3 Nations Anthology Submission Deadline Today!

Wednesday, March 15

3 Nations Anthology, a collection of writings by Native American, Atlantic Canadian, and New England writers. The anthology will be a conversation among writers of both prose and poetry.

The goal for the 3 Nations Anthology is to produce a lasting work of literary merit highlighting the many talented writers and spoken word artists in this region and beyond. The project was conceived in a much more hopeful time. The increasingly nationalistic tone of the new administration makes this call for dialogue among neighboring nations all the more critical. We must keep communication open.

I am seeking works of short prose and poetry for this anthology which conveys what living here is like where 3 Nations exist close together; what we share and what keeps us apart. Send works that describe a life or an instant. Subject matter can be very broad, from borders and bridges, the water that flows around-under-through, the solid ground we stand on, the tides that alternately obscure and reveal, kinships, animosities, heritage, geography, dawn, dawn land, northern lights, moose meat stew, poutine, ployes, lobster, pollock, lumber, boat-building, pregnant cows, art, music, literature—anything that makes up life in this region where three nations share space, history, and the future.

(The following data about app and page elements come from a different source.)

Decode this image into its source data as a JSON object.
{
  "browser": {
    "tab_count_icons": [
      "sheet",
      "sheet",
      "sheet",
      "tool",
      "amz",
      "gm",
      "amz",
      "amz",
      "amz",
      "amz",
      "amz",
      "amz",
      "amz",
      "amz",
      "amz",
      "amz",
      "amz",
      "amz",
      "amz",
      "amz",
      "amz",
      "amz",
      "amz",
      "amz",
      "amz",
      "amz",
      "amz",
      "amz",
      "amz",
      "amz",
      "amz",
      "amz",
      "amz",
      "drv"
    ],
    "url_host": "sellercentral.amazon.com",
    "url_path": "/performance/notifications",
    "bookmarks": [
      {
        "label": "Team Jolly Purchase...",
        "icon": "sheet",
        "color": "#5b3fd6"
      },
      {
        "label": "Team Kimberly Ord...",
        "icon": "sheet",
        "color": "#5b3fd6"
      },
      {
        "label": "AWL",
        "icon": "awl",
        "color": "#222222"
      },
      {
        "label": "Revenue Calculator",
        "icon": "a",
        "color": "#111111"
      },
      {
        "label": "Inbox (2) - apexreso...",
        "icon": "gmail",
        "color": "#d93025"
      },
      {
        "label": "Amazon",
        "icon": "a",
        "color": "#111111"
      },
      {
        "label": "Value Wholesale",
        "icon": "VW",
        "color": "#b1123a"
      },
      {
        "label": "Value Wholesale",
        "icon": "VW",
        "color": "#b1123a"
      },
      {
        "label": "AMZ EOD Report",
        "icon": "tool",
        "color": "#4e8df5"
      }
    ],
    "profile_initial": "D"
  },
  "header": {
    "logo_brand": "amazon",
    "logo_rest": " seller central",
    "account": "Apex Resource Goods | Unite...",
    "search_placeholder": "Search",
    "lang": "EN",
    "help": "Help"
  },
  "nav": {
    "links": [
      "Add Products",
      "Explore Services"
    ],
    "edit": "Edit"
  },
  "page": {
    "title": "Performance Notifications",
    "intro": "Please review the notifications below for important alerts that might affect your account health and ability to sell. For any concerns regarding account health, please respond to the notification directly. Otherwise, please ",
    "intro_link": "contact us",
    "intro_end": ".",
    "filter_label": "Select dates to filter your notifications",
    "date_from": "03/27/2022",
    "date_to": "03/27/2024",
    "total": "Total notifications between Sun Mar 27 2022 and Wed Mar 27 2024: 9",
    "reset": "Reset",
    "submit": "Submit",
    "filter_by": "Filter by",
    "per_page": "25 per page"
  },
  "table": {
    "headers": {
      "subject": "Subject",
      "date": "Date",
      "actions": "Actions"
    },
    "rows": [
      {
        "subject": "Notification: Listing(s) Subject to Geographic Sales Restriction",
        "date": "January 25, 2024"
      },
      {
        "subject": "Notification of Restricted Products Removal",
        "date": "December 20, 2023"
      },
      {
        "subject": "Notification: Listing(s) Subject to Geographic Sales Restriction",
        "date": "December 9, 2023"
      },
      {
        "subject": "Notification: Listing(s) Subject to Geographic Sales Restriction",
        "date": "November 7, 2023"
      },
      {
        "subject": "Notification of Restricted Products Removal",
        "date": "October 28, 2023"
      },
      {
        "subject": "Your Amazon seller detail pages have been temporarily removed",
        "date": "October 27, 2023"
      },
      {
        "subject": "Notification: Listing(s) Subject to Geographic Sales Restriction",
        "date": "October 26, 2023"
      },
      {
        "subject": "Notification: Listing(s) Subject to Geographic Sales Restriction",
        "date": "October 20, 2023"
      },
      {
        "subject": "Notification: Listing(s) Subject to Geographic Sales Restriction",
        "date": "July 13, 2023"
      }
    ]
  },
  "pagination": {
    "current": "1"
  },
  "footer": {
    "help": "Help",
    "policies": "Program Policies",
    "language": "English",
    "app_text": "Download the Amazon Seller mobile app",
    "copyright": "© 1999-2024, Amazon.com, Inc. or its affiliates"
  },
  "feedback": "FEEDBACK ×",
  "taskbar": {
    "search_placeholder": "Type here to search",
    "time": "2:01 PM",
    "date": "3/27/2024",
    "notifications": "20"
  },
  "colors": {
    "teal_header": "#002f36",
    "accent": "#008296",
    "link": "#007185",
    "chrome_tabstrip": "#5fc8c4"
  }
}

Please don’t feel that this is a required list of topics or ideas. As the editor of the literary journal Off the Coast over the course of eight years I came to expect surprises and new ways of interpreting ideas and also to accommodate different viewpoints.

Short Prose: Fiction or non-fiction, 5,000 words or less, flash and micro works encouraged. A single work greater than 1,000wds, 1-2 pieces less than 1,000 wds. Previously published work is OK if you hold the copyright.

Poetry: 1-3 poems, any style or format, less than 50 lines preferred. Previously published work is OK if you hold the copyright.

Ephemera: Hand written notes, recipes, and other items are welcome. Send scanned high resolution images in jpg, tif, psd, or pdf format.

Include a brief bio and a statement about your work. Query if you are unsure whether your work falls within the guidelines.

Deadline (online and postmark): March 15, 2017

Please submit online: https://offthecoast.submittable.com/submit/74805/3-nations-anthology

Email: 3nationsanthology@gmail.com

Or mail to:

Valerie Lawson
PO Box 14
Robbinston, ME 04671

Resolute Bear Press

resolute bear-stumpResolute Bear began as a chunk of log on the side of the road in Pennsylvania. Most books come from a similar source.

Michael and I stopped at the road side stand of a chain saw carver on the way home from a trip to Pennsylvania Dutch country, where Michael had lived as a child. There was a whole row of bears and a few other different carvings waiting to be sold. The bears had been burned lightly with a blowtorch to make them black where the fur should be. The carver was spraying his creations with linseed oil to help them last longer. The smell of wood chips, singed wood, and the oil was heavy in the summer air.

Most of the carvings were happy little bears resolute bear-oiledwith wide-eyed grins. One lone bear with his mouth set in a non-committal way waitied to be convinced to lean into a frown or brighten up to a grin. His eyes were smaller than the others, too, making him slightly myopic looking.

Naturally, Michael and I would be drawn to the odd bear. We chatted with the man, made a deal, and the bear came home with us. We call the bear “Resolute.” For the record, almost everything in our yard had a name. There was Melba the Peach Tree, Red Auerbach the Maple, Nathaniel the Hawthorne, and the trio of potted Christmas Trees we rescued from Home Depot: Luke, Bruce, and Blue. In the front yard was Stanley, the Blue Spruce, for Stanley Kunitz, the famed gardener poet who also lived on the Cape.

resolute bear wrapped for homeThe bear settled in, if a bit oddly, on the front steps of our home on Buzzards Bay, MA, a place where you are more likely to see mermaids or sea horses, even pink flamingoes on front steps and in gardens. The bear looked more like he belonged at a summer camp.

Resolute must have known he was going to fetch up on the front porch of our present home in the tiny town of Robbinston Maine, the last Downeast town on Passamaquoddy Bay. He definitely looks more at home here. Resolute has kin here. We share our property with a lot of critters, among them an elusive Mama Black Bear.

Within a year of moving to Maine, we were presented with the opportunity of taking over the helm of the literary magazine, Off the Coast. We decided to create a press to go with the magazine and Resolute Bear Press was born. Off the Coast is now in the capable hands of Ally Talbot, who interned with us and then served on our Editorial team for six years.

The original Resolute Bear Press logo

The 3 Nations Anthology will be the first book produced by Resolute Bear Press. In honor of this change, I decided to give Resolute a new look. The original logo was a more literal representation of the chain saw carving. The new logo is more whimsical. Resolute is in the same pose, but sitting a little taller, holding a book, and finally, has begun to wear glasses. I hope you enjoy Resolute’s new look.

Stay tuned for more news about the 3 Nations Anthology. The deadline is this Wednesday, March 15.